— On this week in Lincoln is part of a new series, reflecting each week on different highlights throughout Lincoln’s history. This week, Josh Francis takes a look at a significant figure who helped shape the city.
This week in May commemorates the death of Lincoln’s first bishop, Remigius de Feschamp, who died in 1092.
Feschamp, a Benedictine monk, was originally the Bishop of Dorchester.
However in 1088, an order was passed to have the monks removed from large cities and fenced towns and William the Conquer (who Feschamp was big supporter of) moved him to Lincoln.
After being appointed the first official Bishop of Lincoln, Regimus was involved in creating roles such as the Dean of Lincoln and various other positions for what would soon be Lincoln Cathedral.
The cathedral itself was constructed of Lincolnshire oolitic limestone and was built-in the south-east corner, opposite the castle.
William had already built Lincoln Castle in the south-west corner of the old Roman city, then called Lindum Colonia. It was thought that William wanted to leave his mark on the country and create landmarks to assure safety against the threat of Vikings.

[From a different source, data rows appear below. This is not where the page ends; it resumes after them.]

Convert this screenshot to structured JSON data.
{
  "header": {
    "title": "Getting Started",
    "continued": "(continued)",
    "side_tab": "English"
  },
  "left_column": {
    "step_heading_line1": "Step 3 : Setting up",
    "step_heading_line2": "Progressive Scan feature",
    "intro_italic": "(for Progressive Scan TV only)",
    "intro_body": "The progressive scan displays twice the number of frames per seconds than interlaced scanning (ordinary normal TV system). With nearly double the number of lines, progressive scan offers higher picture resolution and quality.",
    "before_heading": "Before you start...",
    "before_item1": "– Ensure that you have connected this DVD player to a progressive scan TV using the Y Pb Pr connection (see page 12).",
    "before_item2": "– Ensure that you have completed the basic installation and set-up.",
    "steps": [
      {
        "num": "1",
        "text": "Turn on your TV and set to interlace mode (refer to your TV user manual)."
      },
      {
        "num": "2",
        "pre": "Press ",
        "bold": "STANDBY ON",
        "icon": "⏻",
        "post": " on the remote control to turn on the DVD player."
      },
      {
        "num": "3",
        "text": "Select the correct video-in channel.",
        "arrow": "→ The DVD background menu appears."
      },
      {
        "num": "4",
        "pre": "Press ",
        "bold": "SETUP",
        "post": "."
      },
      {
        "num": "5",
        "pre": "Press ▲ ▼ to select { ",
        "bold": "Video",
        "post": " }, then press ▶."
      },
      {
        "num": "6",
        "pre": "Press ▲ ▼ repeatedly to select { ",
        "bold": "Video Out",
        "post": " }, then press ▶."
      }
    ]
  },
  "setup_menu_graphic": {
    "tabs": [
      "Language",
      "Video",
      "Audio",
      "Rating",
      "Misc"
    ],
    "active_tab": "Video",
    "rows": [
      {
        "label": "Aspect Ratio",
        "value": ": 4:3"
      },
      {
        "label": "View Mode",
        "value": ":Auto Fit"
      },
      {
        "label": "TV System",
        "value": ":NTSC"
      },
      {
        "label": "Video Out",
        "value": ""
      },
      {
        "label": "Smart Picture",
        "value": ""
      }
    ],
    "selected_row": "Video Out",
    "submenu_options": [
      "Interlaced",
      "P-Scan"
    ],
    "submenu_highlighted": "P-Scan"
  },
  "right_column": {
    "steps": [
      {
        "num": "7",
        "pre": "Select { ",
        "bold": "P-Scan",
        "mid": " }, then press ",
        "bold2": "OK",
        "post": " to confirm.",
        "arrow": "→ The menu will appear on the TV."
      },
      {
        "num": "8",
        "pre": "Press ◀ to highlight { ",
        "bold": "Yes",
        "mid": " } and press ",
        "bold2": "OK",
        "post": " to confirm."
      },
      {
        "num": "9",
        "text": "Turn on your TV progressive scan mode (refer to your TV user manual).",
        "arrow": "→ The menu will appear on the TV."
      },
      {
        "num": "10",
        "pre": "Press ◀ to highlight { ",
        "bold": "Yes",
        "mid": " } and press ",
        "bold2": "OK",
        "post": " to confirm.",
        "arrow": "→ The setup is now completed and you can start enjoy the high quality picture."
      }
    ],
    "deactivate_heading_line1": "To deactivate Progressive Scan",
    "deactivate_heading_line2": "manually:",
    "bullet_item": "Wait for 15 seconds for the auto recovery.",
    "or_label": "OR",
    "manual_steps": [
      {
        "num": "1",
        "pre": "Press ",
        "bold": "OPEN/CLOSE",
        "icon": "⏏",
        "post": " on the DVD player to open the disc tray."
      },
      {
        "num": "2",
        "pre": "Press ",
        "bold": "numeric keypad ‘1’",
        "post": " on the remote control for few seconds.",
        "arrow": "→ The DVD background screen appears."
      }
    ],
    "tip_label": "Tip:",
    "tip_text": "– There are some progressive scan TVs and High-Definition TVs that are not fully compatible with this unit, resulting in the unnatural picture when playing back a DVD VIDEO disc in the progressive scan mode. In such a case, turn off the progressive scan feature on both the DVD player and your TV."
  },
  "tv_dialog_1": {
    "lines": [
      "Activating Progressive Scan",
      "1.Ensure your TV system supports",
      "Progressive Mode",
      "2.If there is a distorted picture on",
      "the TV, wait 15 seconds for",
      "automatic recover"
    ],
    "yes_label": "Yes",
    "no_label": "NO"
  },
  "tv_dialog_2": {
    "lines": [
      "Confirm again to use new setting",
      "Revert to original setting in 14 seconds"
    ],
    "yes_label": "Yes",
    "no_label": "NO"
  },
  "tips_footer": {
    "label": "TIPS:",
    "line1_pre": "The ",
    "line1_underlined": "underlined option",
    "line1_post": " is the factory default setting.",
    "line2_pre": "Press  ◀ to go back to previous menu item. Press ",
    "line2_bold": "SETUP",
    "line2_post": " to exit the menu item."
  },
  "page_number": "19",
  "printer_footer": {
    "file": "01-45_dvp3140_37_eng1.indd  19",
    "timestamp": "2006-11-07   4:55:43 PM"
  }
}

In addition to bestowing titles, during his four years as bishop he also helped to lay foundations for the new cathedral.
He died before the construction was completed, but he is buried in North Transept of the iconic structure (pictured).
In 1141, Lincoln Cathedral was damaged by a fire, and it was left to another Lincoln Bishop, Alexander the Magnificent, to rebuild the damage using advanced architecture techniques of the time.